Since the 1950s, the World Bank’s involvement and influence in educational assistance has increased greatly. The World Bank has not only been a key player, but, at times, has been the dominant international organization working with low-income countries to reform their education systems. Given the contributions that education makes to country development, the World Bank works in the realm of education as part of its broad mission to reduce poverty and to increase prosperity. This work takes the form of financing, technical assistance and knowledge production (among others) and occurs at multiple levels, as the World Bank seeks to contribute to country development and to shape the global conversation around the purposes and preferred models of education reform, in addition to engaging in international processes and politics with other multi- and bilateral organizations. The present article examines the work of the World Bank in historical perspective in addition to discussing how the role of this institution has been theorized and research by scholars. Specifically, the first section provides an overview of this institution’s history with a focus on how the leadership, preferred policies, organizational structure, lending, and larger politics to which it responds have changed over time, since the 1940s. Second, the article addresses the ways that the World Bank is conceptualized and approached by scholars of World Culture Theory, international political economy, and international relations. The third section contains a review of research on (a) how the World Bank is involved in educational policy making at the country level, (b) the ways the World Bank engages with civil society and encourages its general participation in educational assistance, (c) what is known about the World Bank in relation to policy implementation, and (d) the production of research in and on the Bank.

Article

Satoshi P. Watanabe, Machi Sato, and Masataka Murasawa

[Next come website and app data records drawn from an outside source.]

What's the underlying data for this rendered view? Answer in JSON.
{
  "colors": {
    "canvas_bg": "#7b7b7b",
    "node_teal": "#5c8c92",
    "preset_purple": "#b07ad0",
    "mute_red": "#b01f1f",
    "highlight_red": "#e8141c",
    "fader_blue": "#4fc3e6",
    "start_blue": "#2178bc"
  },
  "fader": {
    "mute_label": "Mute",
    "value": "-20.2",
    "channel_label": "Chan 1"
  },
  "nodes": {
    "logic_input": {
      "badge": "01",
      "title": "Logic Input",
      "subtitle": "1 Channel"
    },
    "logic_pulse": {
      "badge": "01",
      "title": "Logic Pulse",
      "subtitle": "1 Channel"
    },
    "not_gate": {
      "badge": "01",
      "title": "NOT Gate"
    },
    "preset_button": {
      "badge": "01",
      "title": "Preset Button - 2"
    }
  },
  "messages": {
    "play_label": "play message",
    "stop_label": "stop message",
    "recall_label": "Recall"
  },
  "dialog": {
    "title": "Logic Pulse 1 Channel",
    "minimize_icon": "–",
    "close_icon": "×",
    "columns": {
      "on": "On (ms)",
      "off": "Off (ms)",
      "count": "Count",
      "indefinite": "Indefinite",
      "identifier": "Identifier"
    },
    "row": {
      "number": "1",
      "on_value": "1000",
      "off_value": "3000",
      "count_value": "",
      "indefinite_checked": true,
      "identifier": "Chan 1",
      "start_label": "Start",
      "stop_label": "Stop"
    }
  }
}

The aim of internationalization for Japan during the early postwar period, still emerging from being an ODA (Official Development Assistance) recipient nation, was to promote student exchanges and mutual understanding across nations. Japan then successfully shifted its role to that of an ODA provider in the 1970s, engaging as a responsible citizen in the international community. However, the nation’s competitive edge has slipped with a long-stagnating economy from the mid-1990s onward, the national target has shifted from the ODA provider role towards desperate attempts to regain the lost edge through public investment in research and development as well as promoting internationalization of the nation. As the notions of world-class universities and global university rankings have prevailed worldwide over the last decade or so, the recent policies established by the Japanese government in response to an increasingly competitive and globalizing environment of higher education have transformed to leveraging domestic universities to compete for placement in the global university rankings. Balancing the reputation demonstrated in the global university rankings and generated inequalities in the service and quality of education provided among these institutions seems to be critically lacking in the current debate and hasty movement toward internationalization by the Japanese government. These hastily made policies do have some strong potential to build Japan’s universities into stronger institutions for learning, research, and producing globally competitive graduates. However, thorough long-range planning, keen insight into the overall impact of the policies, and clear long-term goals will be critical in attaining success.